While our bodies age, our imagination does not. The use of expressive arts can stimulate and reawaken the creativity within us. Even within a group setting classes can be individualized to meet the specific needs of program participants. For example, during an adapted painting class instead of using the conventional paint brush, use of a sponge or hands can be used instead. Participants can be gently encouraged to take risks, be provided with support (for those who might need physical assistance), and made to feel comfortable expressing their creativity, as well as connecting to who they are and have always been. Such approaches can provide seniors with a sense of control and foster dignity, helping them feel a sense of mastery; And most of all it encourages a sense of playfulness and joy !
So...what are you waiting for ? Get out there today and "EXPRESS YOURSELF" through the use of expressive arts!
Contributor: Contributor: Merav Stein RSSW Your Expressive Self: Creative Therapist

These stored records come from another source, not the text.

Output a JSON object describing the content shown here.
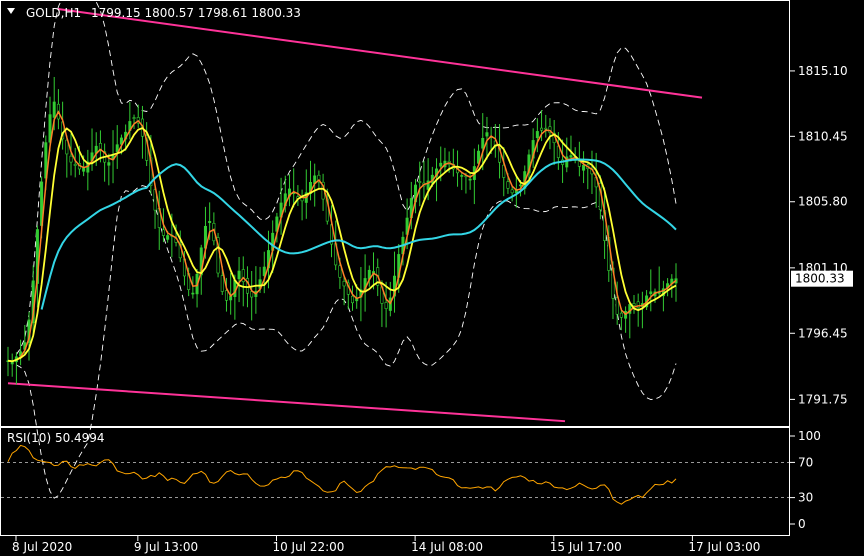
{
  "header": {
    "symbol": "GOLD,H1",
    "ohlc": "1799.15 1800.57 1798.61 1800.33"
  },
  "colors": {
    "background": "#000000",
    "frame": "#ffffff",
    "candles": "#33cc33",
    "ma_fast": "#ff7f27",
    "ma_mid": "#ffff33",
    "ma_slow": "#33d6e6",
    "bands": "#ffffff",
    "trendlines": "#ff3399",
    "rsi": "#ffa500",
    "rsi_levels": "#cccccc",
    "price_box": "#ffffff"
  },
  "chart_data": [
    {
      "type": "candlestick",
      "title": "GOLD,H1",
      "current_price": 1800.33,
      "current_price_label": "1800.33",
      "ylim": [
        1790.0,
        1820.0
      ],
      "y_ticks": [
        1791.75,
        1796.45,
        1801.1,
        1805.8,
        1810.45,
        1815.1
      ],
      "y_tick_labels": [
        "1791.75",
        "1796.45",
        "1801.10",
        "1805.80",
        "1810.45",
        "1815.10"
      ],
      "x_tick_labels": [
        "8 Jul 2020",
        "9 Jul 13:00",
        "10 Jul 22:00",
        "14 Jul 08:00",
        "15 Jul 17:00",
        "17 Jul 03:00"
      ],
      "x_tick_index": [
        0,
        29,
        62,
        95,
        128,
        161
      ],
      "bars_total": 160,
      "close": [
        1794.5,
        1794.4,
        1795.0,
        1795.3,
        1797.1,
        1800.5,
        1805.1,
        1809.0,
        1811.8,
        1812.9,
        1811.4,
        1809.6,
        1808.7,
        1808.4,
        1808.1,
        1808.2,
        1809.0,
        1809.8,
        1809.5,
        1808.4,
        1808.7,
        1809.7,
        1810.3,
        1810.8,
        1811.8,
        1811.7,
        1810.8,
        1808.7,
        1806.5,
        1804.4,
        1803.4,
        1803.4,
        1803.4,
        1802.7,
        1801.0,
        1799.6,
        1799.3,
        1801.0,
        1803.5,
        1804.8,
        1803.2,
        1800.4,
        1799.0,
        1798.6,
        1800.1,
        1800.9,
        1799.9,
        1798.9,
        1799.2,
        1800.2,
        1801.3,
        1802.8,
        1804.3,
        1805.6,
        1806.4,
        1806.8,
        1806.2,
        1805.7,
        1806.4,
        1807.3,
        1807.8,
        1806.6,
        1804.7,
        1802.7,
        1800.9,
        1800.1,
        1799.4,
        1798.6,
        1799.0,
        1799.8,
        1800.9,
        1801.0,
        1799.8,
        1798.2,
        1798.2,
        1800.1,
        1802.0,
        1803.5,
        1805.2,
        1806.9,
        1807.2,
        1806.9,
        1807.4,
        1807.9,
        1808.5,
        1808.7,
        1808.4,
        1808.0,
        1807.7,
        1807.6,
        1807.4,
        1808.6,
        1810.0,
        1810.8,
        1810.4,
        1809.6,
        1808.1,
        1806.9,
        1806.4,
        1806.7,
        1807.1,
        1808.6,
        1810.0,
        1810.8,
        1810.9,
        1811.0,
        1810.4,
        1809.0,
        1808.4,
        1809.2,
        1809.0,
        1808.3,
        1808.4,
        1808.1,
        1807.6,
        1806.0,
        1803.3,
        1800.7,
        1798.3,
        1797.4,
        1797.9,
        1798.5,
        1798.4,
        1798.2,
        1799.0,
        1799.4,
        1799.4,
        1799.4,
        1799.8,
        1800.3,
        1800.33
      ],
      "volume_note": "",
      "overlays": [
        "moving averages",
        "bollinger bands",
        "trendlines"
      ],
      "trendline_upper": [
        [
          0,
          1819.5
        ],
        [
          160,
          1813.2
        ]
      ],
      "trendline_lower": [
        [
          0,
          1792.9
        ],
        [
          135,
          1790.2
        ]
      ]
    },
    {
      "type": "line",
      "title": "RSI(10) 50.4994",
      "ylim": [
        0,
        100
      ],
      "y_ticks": [
        0,
        30,
        70,
        100
      ],
      "y_tick_labels": [
        "0",
        "30",
        "70",
        "100"
      ],
      "levels": [
        30,
        70
      ],
      "values": [
        70,
        80,
        86,
        89,
        85,
        78,
        74,
        72,
        70,
        68,
        64,
        69,
        70,
        66,
        64,
        68,
        67,
        68,
        66,
        71,
        74,
        70,
        64,
        60,
        58,
        56,
        57,
        54,
        51,
        55,
        53,
        57,
        54,
        49,
        52,
        47,
        44,
        50,
        57,
        60,
        58,
        51,
        46,
        48,
        55,
        62,
        61,
        56,
        58,
        59,
        52,
        46,
        42,
        45,
        48,
        52,
        55,
        54,
        57,
        62,
        60,
        55,
        49,
        44,
        40,
        37,
        35,
        38,
        44,
        49,
        44,
        38,
        37,
        41,
        45,
        50,
        57,
        62,
        65,
        66,
        64,
        63,
        62,
        63,
        62,
        64,
        63,
        60,
        58,
        55,
        51,
        50,
        45,
        43,
        40,
        42,
        40,
        41,
        44,
        41,
        39,
        44,
        48,
        51,
        53,
        55,
        52,
        50,
        48,
        47,
        47,
        46,
        44,
        42,
        40,
        41,
        42,
        45,
        44,
        41,
        38,
        43,
        47,
        44,
        30,
        25,
        23,
        27,
        32,
        31,
        30,
        36,
        40,
        45,
        46,
        47,
        48,
        50
      ]
    }
  ]
}
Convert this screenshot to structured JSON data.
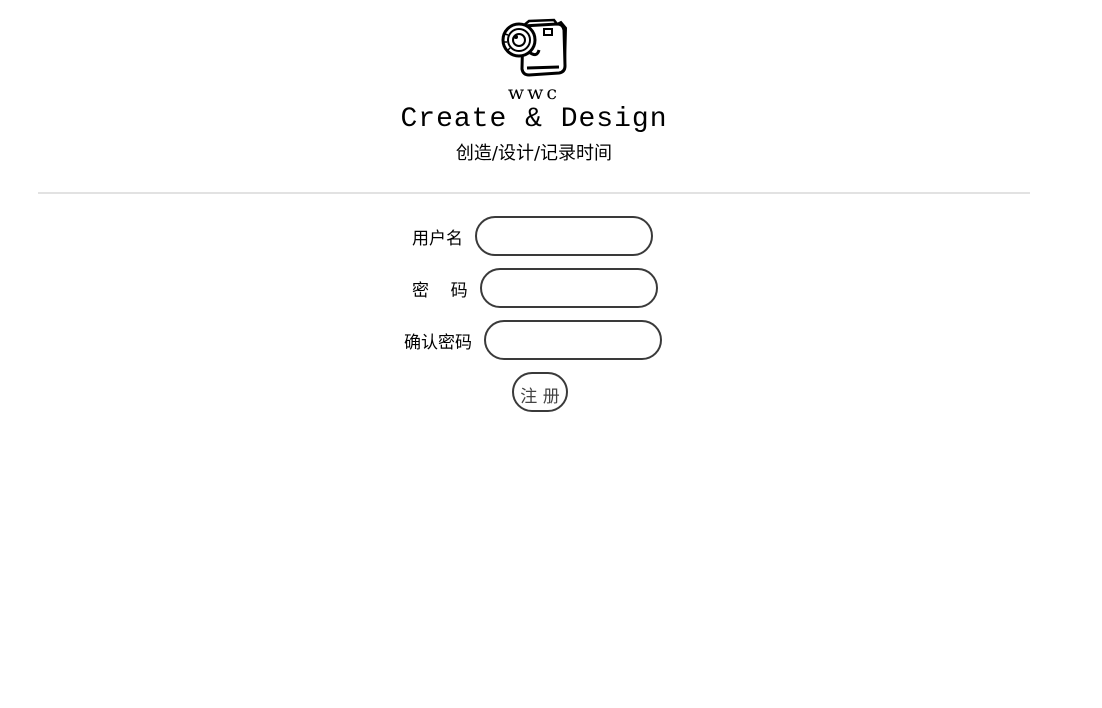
{
  "header": {
    "logo_icon": "camera-icon",
    "brand": "wwc",
    "tagline": "Create & Design",
    "subtitle": "创造/设计/记录时间"
  },
  "form": {
    "username_label": "用户名",
    "username_value": "",
    "password_label": "密    码",
    "password_value": "",
    "confirm_label": "确认密码",
    "confirm_value": "",
    "submit_label": "注 册"
  },
  "colors": {
    "input_border": "#3a3a3a",
    "divider": "#e2e2e2",
    "button_text": "#444444"
  }
}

Merav has been surrounded by arts all her life. As a child, she would often visit her grandmother, an art therapist who specialized in developmental disabilities, at work where she would be exposed to a variety of arts such as pottery, knitting, and painting. After high school, Merav travelled to Israel where she took courses at Betzalel Academy of Arts and Design. Later, she went on to pursue a degree in Social Service Work becoming a Registered Social Service Worker and a Life Coach. Influenced by her grandmother's challenges with aging, Merav decided to combine her passion and creative talent with her background in social work by creating her own business called "Your Expressive Self’. Merav would love to hear from you to discuss your needs. Please contact Merav to discuss pricing for individual or group sessions. Her phone number is 647-678-9159 or you can email her at firstname.lastname@example.org. For more information visit her website yourexpressiveself.com